For years, MERS’ former executive director engaged in a number of questionable practices that culminated in his resignation last year. In addition, under his guidance the board approved very questionable investments. The bill would make voting members out of the statewide officials, in addition to the respective House and Senate committee heads, who more often than not do not attend meetings given they act as voting members for all 13 systems.
State Rep. Sam Jones, during debate, read out a list of bad MERS investments, including the notorious Fletcher Asset Management debacle that caught up a couple of other systems as well. Other committee members expressed surprise and concern as if they never had known of problems. Pearson said he had voiced objections at some of these decisions, and noted that Jones has attended some of these meetings where he could have gathered information. Jones claimed those meetings induced comas and therefore more direct oversight should have occurred.

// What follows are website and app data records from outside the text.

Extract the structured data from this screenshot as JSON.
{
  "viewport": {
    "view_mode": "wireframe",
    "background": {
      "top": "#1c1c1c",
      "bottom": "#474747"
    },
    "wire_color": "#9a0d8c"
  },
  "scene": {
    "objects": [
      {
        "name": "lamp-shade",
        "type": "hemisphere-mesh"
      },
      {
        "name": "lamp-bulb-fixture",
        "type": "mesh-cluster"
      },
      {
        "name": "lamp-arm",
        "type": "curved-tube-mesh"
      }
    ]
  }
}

Further irony of Jones’ protestations should not have escaped observers. While Jones, who with the ascension of Gov. John Bel Edwards to his current job has become perhaps the biggest blowhard in the House, has served on the committee with Pearson during this period, not only has he never offered anything in the way of legislation to change the governing of these boards, but he also has done perhaps more than any other legislator to exacerbate the UAL of several systems, which among all of these total around $20 billion and cost taxpayers roughly $1.5 billion extra a year. This unwise legislation includes his bill last year, fortunately vetoed, that would have undone reform efforts to lower the aggregate UAL. He also did his best to defeat efforts to move away from the inefficient defined benefit systems, which would have gone a long way towards reducing the UAL to acceptable levels over the next couple of decades. Regrettably, the Louisiana Supreme Court ruled it unconstitutional on a questionably-arguable technicality.
And it’s not like the foibles of several of these systems have not come to public attention over the last several. Others suffered from highly speculative investments if not criminal behavior that received widespread publicity in this space and others. Why Jones did not seem to follow up on his stated past curiosity, if not outrage, or why legislators only now seem interested in discussing structural changes in these bodies, remains a mystery.

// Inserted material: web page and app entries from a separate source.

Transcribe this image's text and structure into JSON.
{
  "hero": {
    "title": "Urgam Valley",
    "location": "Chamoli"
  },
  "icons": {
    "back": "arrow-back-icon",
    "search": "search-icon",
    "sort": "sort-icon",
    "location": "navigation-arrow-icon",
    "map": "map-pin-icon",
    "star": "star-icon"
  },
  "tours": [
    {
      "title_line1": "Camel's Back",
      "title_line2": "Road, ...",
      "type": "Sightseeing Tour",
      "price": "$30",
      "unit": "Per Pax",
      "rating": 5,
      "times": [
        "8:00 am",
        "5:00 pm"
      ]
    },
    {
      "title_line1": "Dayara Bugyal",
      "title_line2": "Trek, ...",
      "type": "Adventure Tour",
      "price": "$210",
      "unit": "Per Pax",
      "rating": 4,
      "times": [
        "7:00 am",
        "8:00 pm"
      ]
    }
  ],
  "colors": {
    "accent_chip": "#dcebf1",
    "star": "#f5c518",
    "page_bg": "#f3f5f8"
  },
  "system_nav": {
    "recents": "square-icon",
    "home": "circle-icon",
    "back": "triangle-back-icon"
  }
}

However, Jones’ professed outrage did not appear to move him to do anything constructive, even with this tepid bill, with his initial desire to defer the it. Eventually, the matter did come to a vote and he joined the rest of the committee members present in its approval, if in his case apparently reluctantly.

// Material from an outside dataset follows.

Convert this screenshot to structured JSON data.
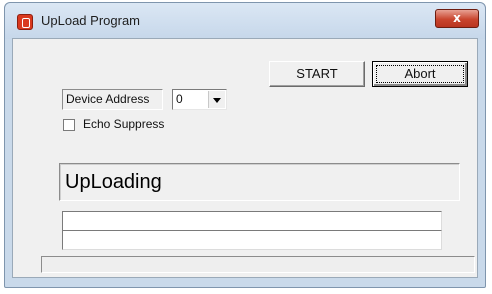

Such posturing does not reflect the attitudes of at least one committee member. State Rep. Barry Ivey has introduced a raft of bills that would stabilize the systems and potentially improve their governance and investment decision-making. Perhaps the best is his HB 917, which would create a separate board for investment purposes for all systems with a mixture of elected official oversight and non-officials with investment experience. While this does not really reduce the bureaucracy and only marginally the duplication that going to a single system would, it represents a distinct improvement over the current obscurantism and inexpertness featured on the boards.
Legislators need to do something like this to close the barn door. Then they can indulge in whatever surprise they can muster and try to score as many political points as possible on this issue, but it was evident many years ago to all willing to pay attention that fundamental reform of governance and administration of Louisiana’s retirement systems urgently needed enactment.